[Dataset rows describing interfaces]:
==============================
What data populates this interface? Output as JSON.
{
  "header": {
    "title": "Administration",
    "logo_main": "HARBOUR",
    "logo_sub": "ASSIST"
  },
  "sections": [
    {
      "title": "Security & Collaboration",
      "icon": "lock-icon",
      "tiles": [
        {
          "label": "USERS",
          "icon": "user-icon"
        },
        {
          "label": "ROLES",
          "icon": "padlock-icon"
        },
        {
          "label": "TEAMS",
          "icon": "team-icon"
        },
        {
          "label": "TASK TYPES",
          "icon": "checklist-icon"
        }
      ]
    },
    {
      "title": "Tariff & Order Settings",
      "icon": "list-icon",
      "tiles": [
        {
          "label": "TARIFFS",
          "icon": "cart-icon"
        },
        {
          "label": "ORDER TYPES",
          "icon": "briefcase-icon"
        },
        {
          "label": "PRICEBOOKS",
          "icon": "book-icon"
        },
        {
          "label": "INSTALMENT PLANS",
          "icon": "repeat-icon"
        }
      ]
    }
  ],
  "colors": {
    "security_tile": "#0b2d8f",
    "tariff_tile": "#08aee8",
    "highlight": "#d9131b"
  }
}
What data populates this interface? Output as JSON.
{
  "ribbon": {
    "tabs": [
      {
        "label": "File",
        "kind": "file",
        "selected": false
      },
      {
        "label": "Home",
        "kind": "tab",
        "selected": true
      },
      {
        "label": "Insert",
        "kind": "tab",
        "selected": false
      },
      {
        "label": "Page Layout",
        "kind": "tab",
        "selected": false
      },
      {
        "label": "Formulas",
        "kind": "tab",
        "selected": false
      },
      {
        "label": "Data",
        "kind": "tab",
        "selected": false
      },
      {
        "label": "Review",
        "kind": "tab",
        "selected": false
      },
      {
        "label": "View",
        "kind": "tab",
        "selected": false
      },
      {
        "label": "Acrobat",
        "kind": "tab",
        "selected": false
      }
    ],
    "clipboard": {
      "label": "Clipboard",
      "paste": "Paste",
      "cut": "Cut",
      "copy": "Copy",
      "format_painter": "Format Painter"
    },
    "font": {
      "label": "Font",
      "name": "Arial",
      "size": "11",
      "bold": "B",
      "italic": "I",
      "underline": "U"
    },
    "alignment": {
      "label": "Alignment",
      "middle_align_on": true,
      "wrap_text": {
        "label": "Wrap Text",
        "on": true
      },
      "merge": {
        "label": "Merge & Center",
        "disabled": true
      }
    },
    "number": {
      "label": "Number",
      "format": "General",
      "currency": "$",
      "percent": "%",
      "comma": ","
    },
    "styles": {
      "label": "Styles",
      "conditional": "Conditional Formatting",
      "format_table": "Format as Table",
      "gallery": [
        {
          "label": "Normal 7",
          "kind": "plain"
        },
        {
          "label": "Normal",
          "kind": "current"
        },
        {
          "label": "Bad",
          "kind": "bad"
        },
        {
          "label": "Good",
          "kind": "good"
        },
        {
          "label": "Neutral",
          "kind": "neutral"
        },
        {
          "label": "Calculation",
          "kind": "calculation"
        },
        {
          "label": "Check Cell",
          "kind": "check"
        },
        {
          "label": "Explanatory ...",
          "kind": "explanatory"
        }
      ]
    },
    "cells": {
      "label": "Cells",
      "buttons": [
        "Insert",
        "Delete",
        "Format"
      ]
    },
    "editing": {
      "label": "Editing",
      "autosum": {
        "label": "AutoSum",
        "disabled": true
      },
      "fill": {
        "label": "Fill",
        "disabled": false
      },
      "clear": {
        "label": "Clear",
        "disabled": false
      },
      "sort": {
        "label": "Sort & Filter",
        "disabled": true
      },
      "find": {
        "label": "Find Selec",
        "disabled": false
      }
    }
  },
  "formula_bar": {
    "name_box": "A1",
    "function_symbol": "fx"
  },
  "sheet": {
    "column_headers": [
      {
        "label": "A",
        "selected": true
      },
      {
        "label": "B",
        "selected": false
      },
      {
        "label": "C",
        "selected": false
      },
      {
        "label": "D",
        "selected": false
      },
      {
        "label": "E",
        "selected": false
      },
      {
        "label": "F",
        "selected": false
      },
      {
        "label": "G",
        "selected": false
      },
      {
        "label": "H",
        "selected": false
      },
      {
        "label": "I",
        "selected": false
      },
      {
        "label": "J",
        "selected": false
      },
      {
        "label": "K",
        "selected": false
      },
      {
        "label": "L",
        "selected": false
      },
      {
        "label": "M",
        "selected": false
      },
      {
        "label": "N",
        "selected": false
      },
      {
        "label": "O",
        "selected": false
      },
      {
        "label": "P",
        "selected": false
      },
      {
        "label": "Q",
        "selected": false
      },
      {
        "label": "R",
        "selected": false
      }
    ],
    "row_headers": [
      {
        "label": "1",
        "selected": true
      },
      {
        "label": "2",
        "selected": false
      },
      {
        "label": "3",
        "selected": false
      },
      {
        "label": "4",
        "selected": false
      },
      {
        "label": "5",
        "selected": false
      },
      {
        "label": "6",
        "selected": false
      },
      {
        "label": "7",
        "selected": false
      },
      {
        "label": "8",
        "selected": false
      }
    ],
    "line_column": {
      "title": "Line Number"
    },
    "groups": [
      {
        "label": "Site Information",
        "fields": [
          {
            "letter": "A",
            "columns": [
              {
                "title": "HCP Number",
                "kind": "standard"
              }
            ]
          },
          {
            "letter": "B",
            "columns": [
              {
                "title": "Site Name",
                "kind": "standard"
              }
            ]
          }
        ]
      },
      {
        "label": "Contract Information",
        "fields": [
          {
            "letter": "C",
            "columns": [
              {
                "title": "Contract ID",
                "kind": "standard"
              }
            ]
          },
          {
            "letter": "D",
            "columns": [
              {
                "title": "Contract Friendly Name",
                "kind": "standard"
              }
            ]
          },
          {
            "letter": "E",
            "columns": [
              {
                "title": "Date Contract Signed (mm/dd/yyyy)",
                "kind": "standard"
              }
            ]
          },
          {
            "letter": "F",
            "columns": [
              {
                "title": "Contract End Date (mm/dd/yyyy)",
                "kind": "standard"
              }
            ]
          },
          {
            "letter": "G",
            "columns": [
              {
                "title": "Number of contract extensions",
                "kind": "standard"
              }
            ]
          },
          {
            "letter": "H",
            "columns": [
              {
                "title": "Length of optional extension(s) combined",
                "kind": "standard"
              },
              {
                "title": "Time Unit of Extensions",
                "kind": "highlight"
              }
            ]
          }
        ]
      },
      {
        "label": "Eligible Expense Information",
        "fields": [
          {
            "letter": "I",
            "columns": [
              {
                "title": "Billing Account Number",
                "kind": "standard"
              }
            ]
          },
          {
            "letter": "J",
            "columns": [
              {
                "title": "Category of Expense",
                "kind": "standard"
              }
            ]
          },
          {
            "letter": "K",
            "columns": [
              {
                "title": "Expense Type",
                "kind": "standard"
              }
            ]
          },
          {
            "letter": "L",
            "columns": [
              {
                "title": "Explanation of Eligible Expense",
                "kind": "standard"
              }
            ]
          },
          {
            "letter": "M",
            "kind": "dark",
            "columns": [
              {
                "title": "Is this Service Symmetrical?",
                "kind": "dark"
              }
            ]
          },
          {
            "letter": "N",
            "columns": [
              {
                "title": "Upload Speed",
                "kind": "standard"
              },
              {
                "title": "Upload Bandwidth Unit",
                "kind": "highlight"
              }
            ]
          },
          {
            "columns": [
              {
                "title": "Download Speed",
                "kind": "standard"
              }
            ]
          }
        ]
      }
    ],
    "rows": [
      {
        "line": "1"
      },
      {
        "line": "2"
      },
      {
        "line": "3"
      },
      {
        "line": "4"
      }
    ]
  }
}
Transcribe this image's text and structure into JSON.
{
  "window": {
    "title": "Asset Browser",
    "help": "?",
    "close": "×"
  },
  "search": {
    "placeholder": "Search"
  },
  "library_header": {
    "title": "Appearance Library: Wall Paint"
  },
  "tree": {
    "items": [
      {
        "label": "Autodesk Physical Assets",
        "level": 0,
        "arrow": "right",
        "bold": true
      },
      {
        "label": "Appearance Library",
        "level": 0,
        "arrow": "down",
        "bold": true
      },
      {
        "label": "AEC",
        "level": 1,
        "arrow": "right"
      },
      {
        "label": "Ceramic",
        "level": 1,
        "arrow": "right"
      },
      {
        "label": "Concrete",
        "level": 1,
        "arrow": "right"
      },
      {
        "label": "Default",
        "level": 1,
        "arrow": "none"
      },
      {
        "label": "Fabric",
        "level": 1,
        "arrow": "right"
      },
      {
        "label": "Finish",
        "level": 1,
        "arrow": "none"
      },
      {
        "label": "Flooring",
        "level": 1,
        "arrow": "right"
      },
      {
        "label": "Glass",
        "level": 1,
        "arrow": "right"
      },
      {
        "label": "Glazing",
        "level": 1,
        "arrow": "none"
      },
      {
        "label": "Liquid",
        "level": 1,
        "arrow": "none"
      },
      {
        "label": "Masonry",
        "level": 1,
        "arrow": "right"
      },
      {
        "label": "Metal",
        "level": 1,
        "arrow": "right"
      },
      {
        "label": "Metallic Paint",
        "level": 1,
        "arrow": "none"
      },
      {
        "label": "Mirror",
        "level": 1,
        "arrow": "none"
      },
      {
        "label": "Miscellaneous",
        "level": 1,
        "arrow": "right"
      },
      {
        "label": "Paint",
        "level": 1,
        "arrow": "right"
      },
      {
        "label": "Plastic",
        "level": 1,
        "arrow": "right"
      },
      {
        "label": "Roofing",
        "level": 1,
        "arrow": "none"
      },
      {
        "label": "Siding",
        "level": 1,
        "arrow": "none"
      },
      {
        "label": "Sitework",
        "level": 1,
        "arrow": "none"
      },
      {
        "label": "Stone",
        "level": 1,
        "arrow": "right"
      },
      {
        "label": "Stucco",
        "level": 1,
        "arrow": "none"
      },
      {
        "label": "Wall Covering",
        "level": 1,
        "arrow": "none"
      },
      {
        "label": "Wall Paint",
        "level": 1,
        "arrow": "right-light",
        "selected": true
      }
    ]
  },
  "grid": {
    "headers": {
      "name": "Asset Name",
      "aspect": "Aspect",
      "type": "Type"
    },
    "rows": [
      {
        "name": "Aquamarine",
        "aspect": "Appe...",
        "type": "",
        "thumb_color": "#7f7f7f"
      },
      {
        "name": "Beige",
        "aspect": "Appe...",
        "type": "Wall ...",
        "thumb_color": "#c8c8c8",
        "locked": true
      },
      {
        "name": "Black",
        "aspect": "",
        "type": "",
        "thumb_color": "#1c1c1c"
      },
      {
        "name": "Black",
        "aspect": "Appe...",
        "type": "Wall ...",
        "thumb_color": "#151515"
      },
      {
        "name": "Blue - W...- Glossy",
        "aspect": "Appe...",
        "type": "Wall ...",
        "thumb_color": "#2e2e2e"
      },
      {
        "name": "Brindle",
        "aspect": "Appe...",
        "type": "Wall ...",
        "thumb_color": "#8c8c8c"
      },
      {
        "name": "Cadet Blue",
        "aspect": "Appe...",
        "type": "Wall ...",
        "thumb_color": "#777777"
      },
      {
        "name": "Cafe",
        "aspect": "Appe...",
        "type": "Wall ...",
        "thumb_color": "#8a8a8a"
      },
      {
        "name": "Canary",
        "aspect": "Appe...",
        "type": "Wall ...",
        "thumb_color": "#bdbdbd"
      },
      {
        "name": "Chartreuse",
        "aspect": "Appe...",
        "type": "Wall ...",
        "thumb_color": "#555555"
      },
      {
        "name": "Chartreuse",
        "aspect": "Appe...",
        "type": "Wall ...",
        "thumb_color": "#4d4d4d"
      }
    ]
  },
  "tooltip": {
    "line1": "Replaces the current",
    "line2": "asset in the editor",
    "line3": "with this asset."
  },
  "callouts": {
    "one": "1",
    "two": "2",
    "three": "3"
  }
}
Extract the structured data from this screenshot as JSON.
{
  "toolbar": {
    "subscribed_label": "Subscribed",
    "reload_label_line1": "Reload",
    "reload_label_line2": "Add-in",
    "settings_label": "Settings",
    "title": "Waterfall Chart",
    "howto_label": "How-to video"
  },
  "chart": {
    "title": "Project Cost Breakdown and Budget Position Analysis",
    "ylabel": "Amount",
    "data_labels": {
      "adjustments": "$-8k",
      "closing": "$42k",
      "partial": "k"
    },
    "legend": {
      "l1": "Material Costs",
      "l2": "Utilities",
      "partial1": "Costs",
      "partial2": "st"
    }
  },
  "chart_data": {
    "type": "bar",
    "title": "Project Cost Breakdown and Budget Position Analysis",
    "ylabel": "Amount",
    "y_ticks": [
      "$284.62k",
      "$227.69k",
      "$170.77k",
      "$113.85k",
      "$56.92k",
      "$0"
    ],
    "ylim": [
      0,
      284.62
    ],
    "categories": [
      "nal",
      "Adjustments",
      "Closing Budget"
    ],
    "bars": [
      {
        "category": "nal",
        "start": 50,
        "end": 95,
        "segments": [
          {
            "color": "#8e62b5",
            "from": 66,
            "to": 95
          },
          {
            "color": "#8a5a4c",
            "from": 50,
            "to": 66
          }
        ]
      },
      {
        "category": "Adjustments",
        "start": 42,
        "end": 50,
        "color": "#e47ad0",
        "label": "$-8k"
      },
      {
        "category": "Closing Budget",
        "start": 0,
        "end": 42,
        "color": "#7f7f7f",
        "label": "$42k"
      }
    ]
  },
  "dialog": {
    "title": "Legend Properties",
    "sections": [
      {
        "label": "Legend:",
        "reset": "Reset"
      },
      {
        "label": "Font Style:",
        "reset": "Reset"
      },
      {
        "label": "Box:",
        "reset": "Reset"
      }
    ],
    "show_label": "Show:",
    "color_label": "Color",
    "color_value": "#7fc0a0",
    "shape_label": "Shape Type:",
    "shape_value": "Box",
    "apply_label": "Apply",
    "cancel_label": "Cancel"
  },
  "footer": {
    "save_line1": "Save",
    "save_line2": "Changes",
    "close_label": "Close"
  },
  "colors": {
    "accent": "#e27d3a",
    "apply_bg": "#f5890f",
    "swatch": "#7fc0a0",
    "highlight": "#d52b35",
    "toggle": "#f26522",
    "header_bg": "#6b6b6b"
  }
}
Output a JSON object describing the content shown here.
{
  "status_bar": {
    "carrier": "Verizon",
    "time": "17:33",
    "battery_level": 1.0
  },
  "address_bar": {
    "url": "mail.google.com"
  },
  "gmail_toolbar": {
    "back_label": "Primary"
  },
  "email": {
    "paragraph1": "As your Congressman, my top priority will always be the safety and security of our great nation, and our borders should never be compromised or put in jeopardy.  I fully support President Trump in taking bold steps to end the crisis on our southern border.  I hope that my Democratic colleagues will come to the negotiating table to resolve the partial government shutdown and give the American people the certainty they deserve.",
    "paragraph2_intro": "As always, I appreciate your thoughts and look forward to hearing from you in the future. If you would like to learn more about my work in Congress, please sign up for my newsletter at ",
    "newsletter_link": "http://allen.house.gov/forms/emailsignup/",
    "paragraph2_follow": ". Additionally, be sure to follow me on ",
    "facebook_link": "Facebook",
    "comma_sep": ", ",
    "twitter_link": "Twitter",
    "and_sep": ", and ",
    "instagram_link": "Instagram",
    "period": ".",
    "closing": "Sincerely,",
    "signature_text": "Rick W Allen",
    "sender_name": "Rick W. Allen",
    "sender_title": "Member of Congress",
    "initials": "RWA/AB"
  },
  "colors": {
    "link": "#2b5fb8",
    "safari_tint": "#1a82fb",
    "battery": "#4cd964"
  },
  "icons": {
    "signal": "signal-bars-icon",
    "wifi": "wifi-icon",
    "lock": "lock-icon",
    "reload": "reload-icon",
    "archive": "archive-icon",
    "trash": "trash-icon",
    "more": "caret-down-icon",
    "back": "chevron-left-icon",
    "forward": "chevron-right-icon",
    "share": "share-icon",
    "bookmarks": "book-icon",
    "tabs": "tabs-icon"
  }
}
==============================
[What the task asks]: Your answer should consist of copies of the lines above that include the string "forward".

[Answer to this problem]:
    "paragraph2_intro": "As always, I appreciate your thoughts and look forward to hearing from you in the future. If you would like to learn more about my work in Congress, please sign up for my newsletter at ",
    "forward": "chevron-right-icon",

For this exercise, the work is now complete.